The EIS considered five alternatives, including the termination of grazing on all nine allotments. Wild horses and burros are not allowed on those lands (denoted by a red border in the following map), although the tiny Spring Creek Basin HMA is about 50 miles to the west (blue border).
Although wild horses are not involved, management of western rangelands is always of interest, because privately owned livestock might be treated differently than the horses.
Table 2.1-1 in the EIS, for the proposed alternative, gives the size of the allotments, the available forage and the grazing periods. Those data were copied into a spreadsheet so the population densities (stocking rates) can be determined.
The Cox Park allotment was omitted because it is small and only 51% on public lands.

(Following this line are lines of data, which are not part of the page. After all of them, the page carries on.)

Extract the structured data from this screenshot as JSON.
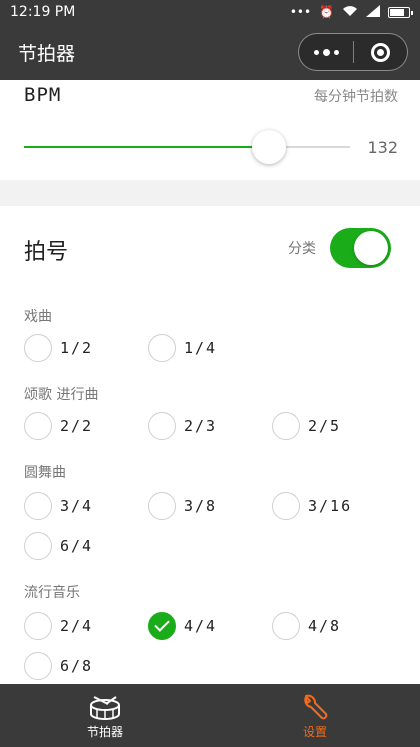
{
  "status": {
    "time": "12:19 PM",
    "icons": [
      "more-dots",
      "alarm-icon",
      "wifi-icon",
      "signal-icon",
      "battery-icon"
    ]
  },
  "nav": {
    "title": "节拍器"
  },
  "bpm": {
    "label": "BPM",
    "sublabel": "每分钟节拍数",
    "value": "132",
    "slider_fraction": 0.75
  },
  "signature": {
    "title": "拍号",
    "toggle_label": "分类",
    "toggle_on": true,
    "groups": [
      {
        "label": "戏曲",
        "options": [
          "1/2",
          "1/4"
        ]
      },
      {
        "label": "颂歌  进行曲",
        "options": [
          "2/2",
          "2/3",
          "2/5"
        ]
      },
      {
        "label": "圆舞曲",
        "options": [
          "3/4",
          "3/8",
          "3/16",
          "6/4"
        ]
      },
      {
        "label": "流行音乐",
        "options": [
          "2/4",
          "4/4",
          "4/8",
          "6/8"
        ]
      }
    ],
    "selected": "4/4"
  },
  "tabbar": {
    "items": [
      {
        "label": "节拍器",
        "icon": "drum-icon"
      },
      {
        "label": "设置",
        "icon": "wrench-icon",
        "active": true
      }
    ]
  },
  "colors": {
    "accent": "#1aad19",
    "tab_active": "#f26b1d",
    "bar": "#3a3a3a"
  }
}
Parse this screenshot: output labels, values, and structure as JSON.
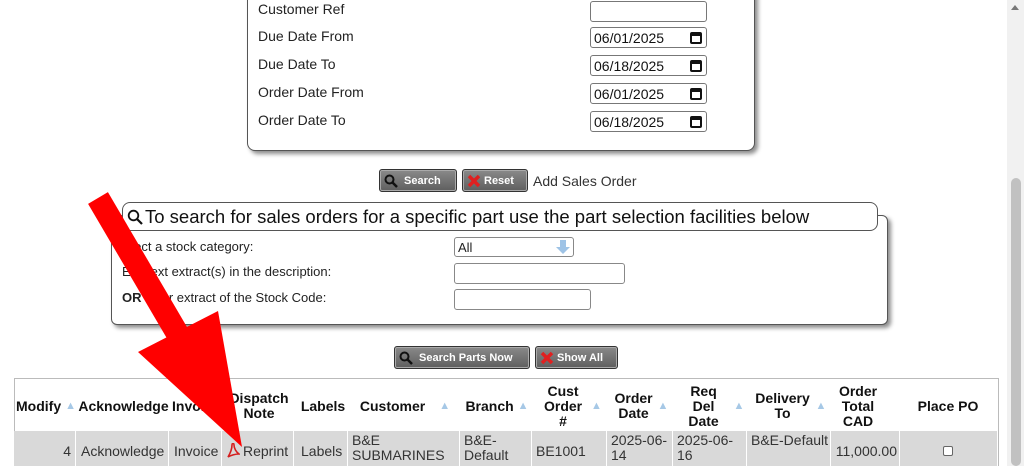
{
  "criteria": {
    "rows": [
      {
        "label": "Customer Ref",
        "value": ""
      },
      {
        "label": "Due Date From",
        "value": "06/01/2025"
      },
      {
        "label": "Due Date To",
        "value": "06/18/2025"
      },
      {
        "label": "Order Date From",
        "value": "06/01/2025"
      },
      {
        "label": "Order Date To",
        "value": "06/18/2025"
      }
    ]
  },
  "actions": {
    "search_label": "Search",
    "reset_label": "Reset",
    "add_sales_order": "Add Sales Order"
  },
  "part_search": {
    "legend": "To search for sales orders for a specific part use the part selection facilities below",
    "category_label": "elect a stock category:",
    "category_value": "All",
    "description_label": "text extract(s) in the description:",
    "description_prefix": "E",
    "stock_code_prefix": "OR",
    "stock_code_label": "ter extract of the Stock Code:",
    "search_parts_label": "Search Parts Now",
    "show_all_label": "Show All"
  },
  "table": {
    "headers": {
      "modify": "Modify",
      "acknowledge": "Acknowledge",
      "invoice": "Invoi",
      "dispatch_note": "Dispatch Note",
      "labels": "Labels",
      "customer": "Customer",
      "branch": "Branch",
      "cust_order": "Cust Order #",
      "order_date": "Order Date",
      "req_del_date": "Req Del Date",
      "delivery_to": "Delivery To",
      "order_total": "Order Total CAD",
      "place_po": "Place PO"
    },
    "row": {
      "modify": "4",
      "acknowledge": "Acknowledge",
      "invoice": "Invoice",
      "dispatch_note": "Reprint",
      "labels": "Labels",
      "customer": "B&E SUBMARINES",
      "branch": "B&E-Default",
      "cust_order": "BE1001",
      "order_date": "2025-06-14",
      "req_del_date": "2025-06-16",
      "delivery_to": "B&E-Default",
      "order_total": "11,000.00"
    }
  },
  "colors": {
    "button_bg": "#6b6b6b",
    "row_bg": "#d9d9d9",
    "sort_arrow": "#a6c8e6",
    "annotation_arrow": "#ff0000",
    "reset_x": "#e02020",
    "pdf_icon": "#d42020"
  },
  "icons": [
    "search-icon",
    "reset-x-icon",
    "calendar-icon",
    "dropdown-arrow-icon",
    "pdf-icon",
    "sort-arrow-icon",
    "red-annotation-arrow"
  ]
}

The American Flats allotment included six horses (domestic), equivalent to 30 sheep, for a total of 580 such animals.
Although the allotments are permitted for sheep, converting them to cow/calf pairs puts the numbers into familiar territory and allows a direct comparison to stocking rates for wild horses.
Given that one cow/calf pair is equivalent to five domestic sheep, in terms of its resource requirements, the 1,230 sheep at American Lake convert to 246 cow/calf pairs.
Likewise for the other allotments.
The densities are reported in animals per thousand acres. Note the huge advantage of livestock compared to wild horses, the same pattern seen at Challis HMA. The target density for horses across all HMAs is one (27,000 animals on 27 million acres).
Folks, this is why the ranchers have to rotate pastures: They load these animals onto the land at rates that would destroy it in a matter of months.
It’s rape and pillage but they try to sell it as environmental stewardship.